THE PROBLEM:
If a line of the material holds the string "Physics", it counts; report the number of such lines alone.

DATA FOR ANALYSIS:
#####

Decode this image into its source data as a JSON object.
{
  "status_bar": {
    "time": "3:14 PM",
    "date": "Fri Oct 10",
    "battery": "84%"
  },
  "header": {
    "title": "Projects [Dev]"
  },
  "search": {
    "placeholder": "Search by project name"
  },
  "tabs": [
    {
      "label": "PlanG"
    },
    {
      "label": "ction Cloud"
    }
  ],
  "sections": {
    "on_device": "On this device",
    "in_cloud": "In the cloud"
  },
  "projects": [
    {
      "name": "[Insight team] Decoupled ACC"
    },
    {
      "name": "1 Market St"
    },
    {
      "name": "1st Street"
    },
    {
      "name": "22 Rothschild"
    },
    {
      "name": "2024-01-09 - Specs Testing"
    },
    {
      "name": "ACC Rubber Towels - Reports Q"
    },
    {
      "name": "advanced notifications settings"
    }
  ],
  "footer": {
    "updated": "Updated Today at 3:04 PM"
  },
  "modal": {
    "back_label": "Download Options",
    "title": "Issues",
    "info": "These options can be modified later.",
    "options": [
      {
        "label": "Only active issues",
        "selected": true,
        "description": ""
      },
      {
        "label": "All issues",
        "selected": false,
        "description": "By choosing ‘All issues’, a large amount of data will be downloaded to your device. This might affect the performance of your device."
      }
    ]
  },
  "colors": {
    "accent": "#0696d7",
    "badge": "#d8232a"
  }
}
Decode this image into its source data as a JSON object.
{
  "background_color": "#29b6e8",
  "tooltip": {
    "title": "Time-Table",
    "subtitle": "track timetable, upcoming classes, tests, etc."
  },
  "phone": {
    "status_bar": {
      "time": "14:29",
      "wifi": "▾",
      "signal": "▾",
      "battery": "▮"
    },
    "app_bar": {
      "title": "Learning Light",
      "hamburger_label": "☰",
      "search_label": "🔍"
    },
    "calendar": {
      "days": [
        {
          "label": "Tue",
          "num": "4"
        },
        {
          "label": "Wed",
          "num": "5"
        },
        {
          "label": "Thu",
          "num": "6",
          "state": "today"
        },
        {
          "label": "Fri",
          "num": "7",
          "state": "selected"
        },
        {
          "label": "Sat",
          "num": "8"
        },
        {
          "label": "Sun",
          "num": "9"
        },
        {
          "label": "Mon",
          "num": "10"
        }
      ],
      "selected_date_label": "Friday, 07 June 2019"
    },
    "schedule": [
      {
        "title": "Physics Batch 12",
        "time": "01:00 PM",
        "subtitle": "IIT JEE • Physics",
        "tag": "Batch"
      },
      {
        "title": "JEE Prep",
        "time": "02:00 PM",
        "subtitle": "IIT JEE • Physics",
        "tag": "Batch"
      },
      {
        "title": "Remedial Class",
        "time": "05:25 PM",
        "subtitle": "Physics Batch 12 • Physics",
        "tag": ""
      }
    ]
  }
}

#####

REPLY:
4